10. Dark Sky, by C.J. Box. (Putnam) The 21st book in the "Joe Pickett" series. The Wyoming game warden becomes a target when taking a tech baron on an elk-hunting trip.
1. The Code Breaker, by Walter Isaacson. (Simon & Schuster) How Nobel Prize winner Jennifer Doudna and her colleagues invented CRISPR, a tool that can edit DNA.
2. Greenlights, by Matthew McConaughey. (Crown) The Academy Award-winning actor shares snippets from the diaries he kept over the past 35 years.
3. Caste, by Isabel Wilkerson. (Random House) The Pulitzer Prize-winning journalist examines aspects of caste systems across civilizations and reveals a rigid hierarchy in America today.
4. Untamed, by Glennon Doyle. (Dial) The activist and public speaker describes her journey of listening to her inner voice.
5. Think Again, by Adam Grant. (Viking) An examination of the cognitive skills of rethinking and unlearning that could be used to adapt to a rapidly changing world.
6. A Promised Land, by Barack Obama. (Crown) In the first volume of his presidential memoirs, Barack Obama offers personal reflections on his formative years and pivotal moments through his first term.
7. How to Avoid a Climate Disaster, by Bill Gates. (Knopf) A prescription for what business, governments and individuals can do to work toward zero emissions.

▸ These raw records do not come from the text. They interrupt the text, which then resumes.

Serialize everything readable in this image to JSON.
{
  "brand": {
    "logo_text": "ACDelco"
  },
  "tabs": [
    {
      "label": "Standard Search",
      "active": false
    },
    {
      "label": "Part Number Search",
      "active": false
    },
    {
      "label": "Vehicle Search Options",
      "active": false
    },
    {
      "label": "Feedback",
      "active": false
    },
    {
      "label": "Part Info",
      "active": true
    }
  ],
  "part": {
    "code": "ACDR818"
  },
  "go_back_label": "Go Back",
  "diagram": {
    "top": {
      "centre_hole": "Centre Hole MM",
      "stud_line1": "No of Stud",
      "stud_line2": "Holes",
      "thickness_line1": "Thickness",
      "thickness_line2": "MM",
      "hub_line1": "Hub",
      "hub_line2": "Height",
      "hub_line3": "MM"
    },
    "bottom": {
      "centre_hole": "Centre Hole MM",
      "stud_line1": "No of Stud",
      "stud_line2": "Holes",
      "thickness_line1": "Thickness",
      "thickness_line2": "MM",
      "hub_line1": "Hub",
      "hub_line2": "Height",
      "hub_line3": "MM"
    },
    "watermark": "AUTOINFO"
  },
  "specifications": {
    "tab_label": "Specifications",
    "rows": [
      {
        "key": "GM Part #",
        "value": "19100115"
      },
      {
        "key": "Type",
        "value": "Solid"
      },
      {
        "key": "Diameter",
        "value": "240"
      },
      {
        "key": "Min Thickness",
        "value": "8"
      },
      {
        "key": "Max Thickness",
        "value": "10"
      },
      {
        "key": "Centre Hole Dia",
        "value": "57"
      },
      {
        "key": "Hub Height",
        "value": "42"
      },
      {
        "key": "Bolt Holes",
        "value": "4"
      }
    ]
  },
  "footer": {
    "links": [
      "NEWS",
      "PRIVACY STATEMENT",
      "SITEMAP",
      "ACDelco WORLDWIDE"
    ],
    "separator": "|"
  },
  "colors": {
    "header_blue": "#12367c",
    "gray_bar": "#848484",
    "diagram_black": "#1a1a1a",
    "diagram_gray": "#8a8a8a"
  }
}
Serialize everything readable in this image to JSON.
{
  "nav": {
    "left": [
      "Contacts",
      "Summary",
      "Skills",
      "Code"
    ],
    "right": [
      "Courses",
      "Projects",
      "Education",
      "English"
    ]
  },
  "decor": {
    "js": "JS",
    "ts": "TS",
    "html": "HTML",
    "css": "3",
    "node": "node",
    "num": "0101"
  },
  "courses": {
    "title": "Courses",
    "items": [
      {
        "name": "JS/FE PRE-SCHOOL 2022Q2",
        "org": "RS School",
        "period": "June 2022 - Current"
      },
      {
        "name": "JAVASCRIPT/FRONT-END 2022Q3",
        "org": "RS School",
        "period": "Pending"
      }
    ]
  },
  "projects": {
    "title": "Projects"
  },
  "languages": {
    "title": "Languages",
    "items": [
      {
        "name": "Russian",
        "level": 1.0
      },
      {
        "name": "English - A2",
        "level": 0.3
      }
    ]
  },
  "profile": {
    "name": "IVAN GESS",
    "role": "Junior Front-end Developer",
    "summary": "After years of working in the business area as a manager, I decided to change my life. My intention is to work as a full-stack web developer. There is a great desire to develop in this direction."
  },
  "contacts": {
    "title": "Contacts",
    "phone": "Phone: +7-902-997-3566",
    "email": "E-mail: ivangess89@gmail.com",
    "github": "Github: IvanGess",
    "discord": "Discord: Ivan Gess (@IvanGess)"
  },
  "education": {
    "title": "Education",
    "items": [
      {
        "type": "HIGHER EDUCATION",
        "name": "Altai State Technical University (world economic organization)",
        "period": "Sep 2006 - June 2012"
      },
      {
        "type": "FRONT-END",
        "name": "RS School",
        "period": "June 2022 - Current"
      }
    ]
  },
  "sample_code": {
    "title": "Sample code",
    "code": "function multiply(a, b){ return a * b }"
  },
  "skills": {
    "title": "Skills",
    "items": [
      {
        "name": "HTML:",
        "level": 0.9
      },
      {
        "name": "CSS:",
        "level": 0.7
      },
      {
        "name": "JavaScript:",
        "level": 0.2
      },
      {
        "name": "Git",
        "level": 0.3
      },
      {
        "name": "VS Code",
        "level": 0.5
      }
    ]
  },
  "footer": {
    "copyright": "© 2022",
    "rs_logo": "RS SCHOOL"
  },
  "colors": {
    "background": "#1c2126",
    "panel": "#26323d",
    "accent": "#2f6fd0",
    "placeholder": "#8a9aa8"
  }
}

8. Just as I Am, by Cicely Tyson with Michelle Burford. (HarperCollins) The late iconic actress describes how she worked to change perceptions of Black women through her career choices.
9. The Sum of Us, by Heather McGhee. (One World) The chair of the board of the racial justice organization Color of Change analyzes the impact of racism on the economy.
10. This Is the Fire, by Don Lemon. (Little, Brown) The CNN host looks at the impact of racism on his life and prescribes ways to address systemic flaws in America.
Advice, How-To, Miscellaneous
1. The Boy, the Mole, the Fox and the Horse, by Charlie Mackesy. (HarperOne)
2. Eat Better, Feel Better, by Giada De Laurentiis. (Rodale)
3. How to Do the Work, by Nicole LePera. (Harper Wave)
4. Atomic Habits, by James Clear. (Avery) (b)
5. Everything Will Be Okay, by Dana Perino. (Twelve) (b)
Rankings reflect sales at venues nationwide for the week ending March 27. A (b) indicates that some sellers report receiving bulk orders.